Matt Smith and Lucas Richert (eds.) ‘Socioeconomic factors and mental health: past and present,’ Palgrave Communications [2018-2019]

Jim Mills and Lucas Richert (eds.) Cannabis: Global Histories. Cambridge: The MIT Press, 2020. (forthcoming)

Journal Publications, Peer-Reviewed 

(with Erika Dyck) 'Psychedelic crossings: American mental health and LSD in the 1970s,' BMJ: Medical Humanities [June 23, 2019: early online publication]

(with Matthew DeCloedt) ‘Supple Bodies, Healthy Minds: Yoga, Psychedelics, and American Mental Health,’ BMJ: Medical Humanities [Vol. 44, 2018] 193-200

‘Psychiatry in Transition, 1968,’ The British Journal of Psychiatry 212:2, February, 2018, 121.

‘Heroin in the hospice: opioids and end-of-life discussions in the 1980s,’ Canadian Medical Association Journal Vol.190, No.37 October 2, 2017, E1231-E1232.

‘“Therapy Means Political Change, Not Peanut Butter”: Radical Psychiatry in the United States, 1967-1975,’ Social History of Medicine Vol.27, No.1, 2014, 104-121. 

‘The Maple Peril: Canadian Drug Reimportation and American Drug Security during George W. Bush’s First Term,’ Canadian Review of American Studies Vol.43, No.1, 2013, 48-73.

‘Trimming Down: The Debate over Weight Loss Drugs and the Push for a Leaner FDA, 1979-2000,’ Pharmacy in History Vol.53, No.2, 2011, 55-69.

Chapters & Contributions to Edited Volumes 

'Mind Meddling: Exploring Drugs and Radical Psychiatry in Archives,' Radical Voices: Collections, University of London Library Publications, Inc. December, 2018, 35-41.

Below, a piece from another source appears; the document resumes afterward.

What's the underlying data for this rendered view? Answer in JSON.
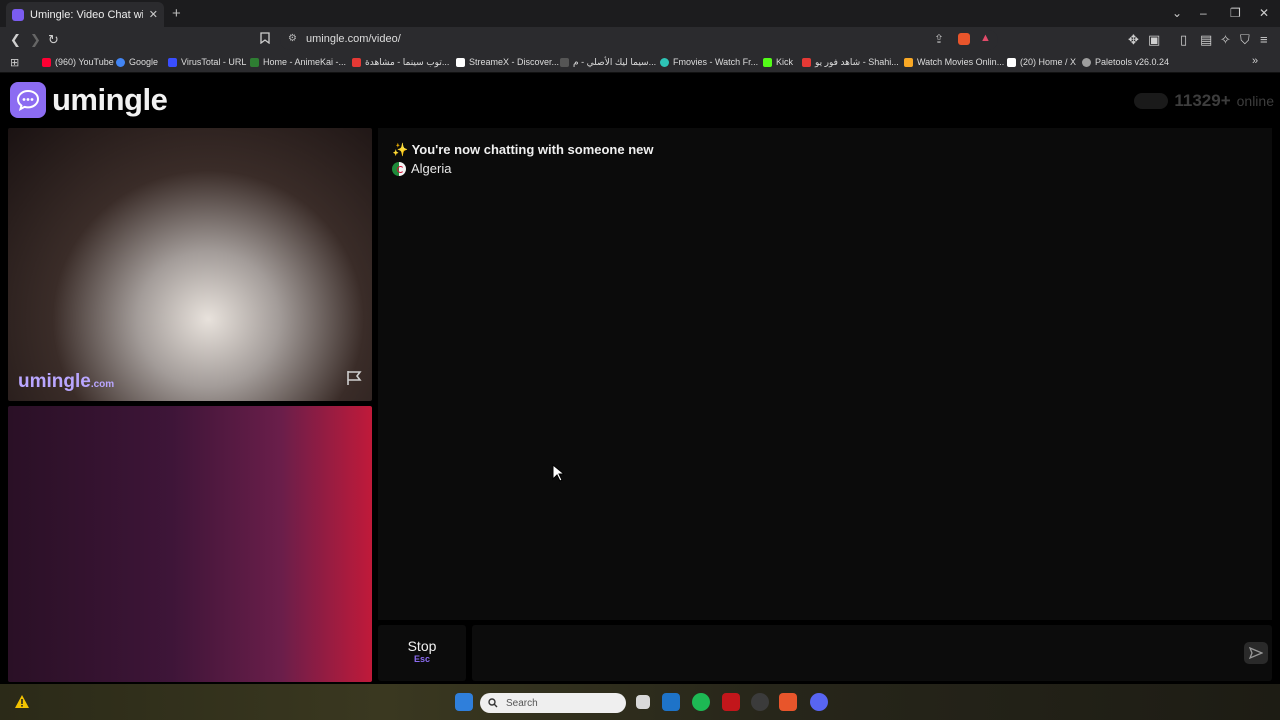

(with Matthew DeCloedt) 'American Psychiatry in Transition: Reform or Revolution?' in Preventing Mental Illness, edited by Matt Smith, Vicky Long, and Despo Kritsotaki. London: Palgrave Macmillan. November 2018, 187-207.

‘Fen-Phen,’ in Sage Encyclopaedia of Pharmacology and Society, edited by Sarah Boslaugh, et al. Thousand Oaks, CA: Sage Publishing, 2015, 601-603.

‘Canadian Society of Pharmacology and Therapeutics,’ Sage Encyclopaedia of Pharmacology and Society, edited by Sarah Boslaugh, et al. Thousand Oaks, CA: Sage Publishing, 2015, 306-308.